Maintaining a healthy tweet rate, keeping his facts reliable and declining to rant have made Reiserer’s internet identity valuable to promoters. The film company Lionsgate gave him tickets to Mel Gibson’s “Hacksaw Ridge” to disperse to followers; a book publisher in New York, Simon & Schuster, handed him five copies of its latest WWII publication to give away (plus one for him to keep and tweet from).
What about promoting some product that’s not related to World War II? In the modern world of advertising, marketers are vying for relationships with influencers like Reiserer.
“I’m not going to be retweeting cosmetics just to be making money,” he says, and thus, his accounts have yet to realize any profit.

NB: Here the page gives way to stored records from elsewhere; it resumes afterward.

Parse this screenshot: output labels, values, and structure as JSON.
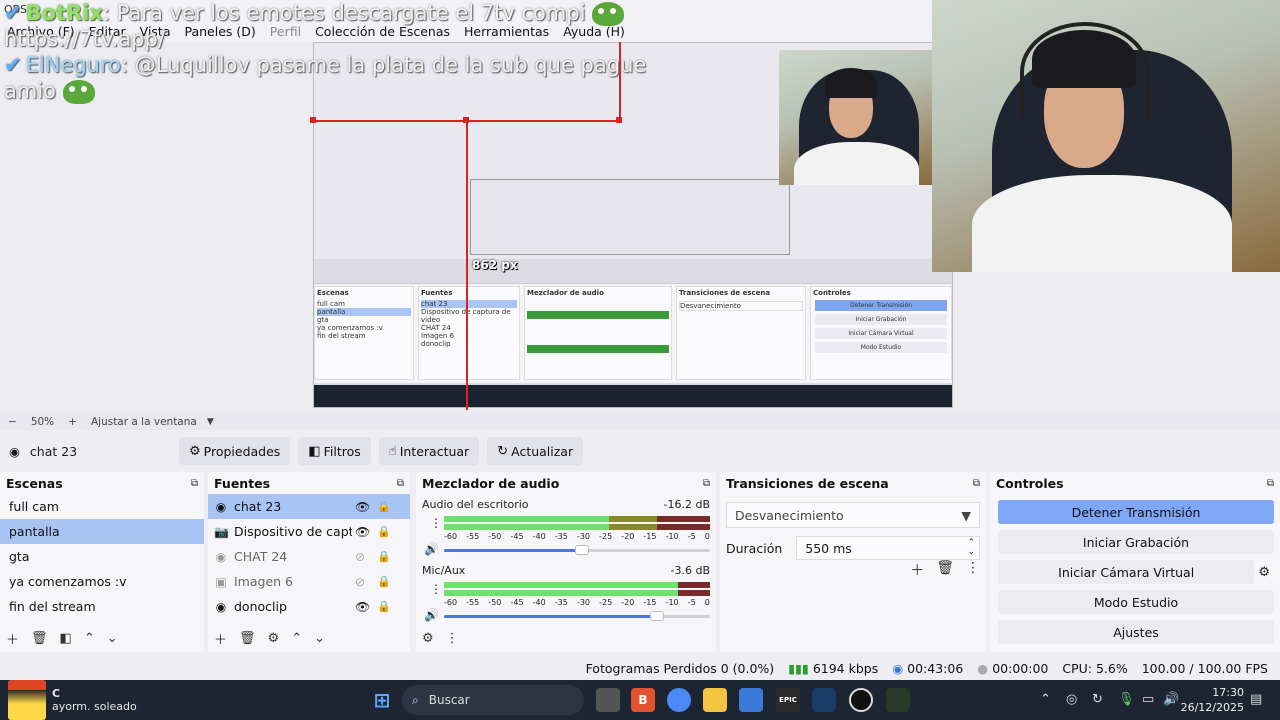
{
  "window": {
    "title": "OBS"
  },
  "menu": [
    "Archivo (F)",
    "Editar",
    "Vista",
    "Paneles (D)",
    "Perfil",
    "Colección de Escenas",
    "Herramientas",
    "Ayuda (H)"
  ],
  "chat": {
    "line1_user": "BotRix",
    "line1_text": "Para ver los emotes descargate el 7tv compi",
    "line2": "https://7tv.app/",
    "line3_user": "ElNeguro",
    "line3_text": ": @Luquillov pasame la plata de la sub que pague",
    "line4": "amio"
  },
  "preview": {
    "px_label_top": "862 px"
  },
  "zoom": {
    "minus": "−",
    "value": "50%",
    "plus": "+",
    "fit": "Ajustar a la ventana"
  },
  "source_toolbar": {
    "current_source": "chat 23",
    "properties": "Propiedades",
    "filters": "Filtros",
    "interact": "Interactuar",
    "refresh": "Actualizar"
  },
  "scenes": {
    "title": "Escenas",
    "items": [
      "full cam",
      "pantalla",
      "gta",
      "ya comenzamos :v",
      "fin del stream"
    ],
    "selected": 1
  },
  "sources": {
    "title": "Fuentes",
    "items": [
      {
        "label": "chat 23",
        "icon": "browser-icon",
        "visible": true
      },
      {
        "label": "Dispositivo de captura de video",
        "icon": "camera-icon",
        "visible": true
      },
      {
        "label": "CHAT 24",
        "icon": "browser-icon",
        "visible": false
      },
      {
        "label": "Imagen 6",
        "icon": "image-icon",
        "visible": false
      },
      {
        "label": "donoclip",
        "icon": "browser-icon",
        "visible": true
      }
    ]
  },
  "mixer": {
    "title": "Mezclador de audio",
    "tracks": [
      {
        "name": "Audio del escritorio",
        "db": "-16.2 dB",
        "level": 0.62,
        "volume": 0.52
      },
      {
        "name": "Mic/Aux",
        "db": "-3.6 dB",
        "level": 0.88,
        "volume": 0.8
      }
    ],
    "scale": [
      "-60",
      "-55",
      "-50",
      "-45",
      "-40",
      "-35",
      "-30",
      "-25",
      "-20",
      "-15",
      "-10",
      "-5",
      "0"
    ]
  },
  "transitions": {
    "title": "Transiciones de escena",
    "selected": "Desvanecimiento",
    "duration_label": "Duración",
    "duration_value": "550 ms"
  },
  "controls": {
    "title": "Controles",
    "buttons": [
      "Detener Transmisión",
      "Iniciar Grabación",
      "Iniciar Cámara Virtual",
      "Modo Estudio",
      "Ajustes"
    ]
  },
  "status": {
    "dropped": "Fotogramas Perdidos 0 (0.0%)",
    "bitrate": "6194 kbps",
    "stream_time": "00:43:06",
    "rec_time": "00:00:00",
    "cpu": "CPU: 5.6%",
    "fps": "100.00 / 100.00 FPS"
  },
  "taskbar": {
    "weather_temp": "C",
    "weather_desc": "ayorm. soleado",
    "search": "Buscar",
    "time": "17:30",
    "date": "26/12/2025"
  }
}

WW2Facts and WorldWar2HistoryPics are hobbies, but Reiserer would love to turn it into a career. The dream job: Sponsors would pay him to visit historic sites and tweet about what they hold. A professional World War Twourist.
Reiserer hopes to repeat for others the experience he felt in Newland’s History 341 class and help someone an answer to the question that drives him as he digs up another online rabbit hole: “How could it happen?”
—Ronnie Wachter, j’00, is a reporter for the Chicago Tribune and a freelance writer in Chicago.
Tips for social media success
One of the crucial rules of building a social media following is an ironic juxtaposition against the entire concept of social media: “You have to be patient,” Kip Reiserer says. “I’ve seen the process and the patience it takes to actually build a following.”
Working in Kansas City in 2010—a time when many journalists were early Twitter adopters—Reiserer earned more than 1,000 followers and strong interaction with a feed devoted strictly to media job opportunities in that area. After moving to Chicago, he began a far more successful run in 2012 with Facebook, Instagram and Twitter accounts that drill into a completely different subject: World War II. For those trying to elbow out some room in the “Look at me!” mosh pit, Reiserer offers a few tips:
- Stick to one, narrow subject. Although his subject spans the globe, affecting nearly every culture on earth at the time, and involved countless facets of life (economics, sports, entertainment, religion and more), all of Reiserer’s photos and captions connect directly to the subject’s core: armed conflict between two sets of nations.
- It helps tremendously if your subject has deep emotional appeal, even if that appeal is to a small group of people. Even today, WWII arouses a potent mix of responses; with his Kansas City account, the hunt for a job is the hunt for money and status.
- If you can find a niche, grab hold of whoever visits it. Reiserer says he monitors his feeds’ comments, watching as readers reply to each other and new conversations branch out. “If you’re going to do it organically, it’s the same concept, which is …”
- “… You have to have a bottomless pit of content.” Reiserer stresses the importance of regular posting, which keeps an audience from drifting away to other attention-grabbers.
- And keep working when the fans do not show up. “I’ve known several people who tried to create this account, or something like it,” he says. “It didn’t happen in a month and they gave up.”
Images courtesy of Kip Reiserer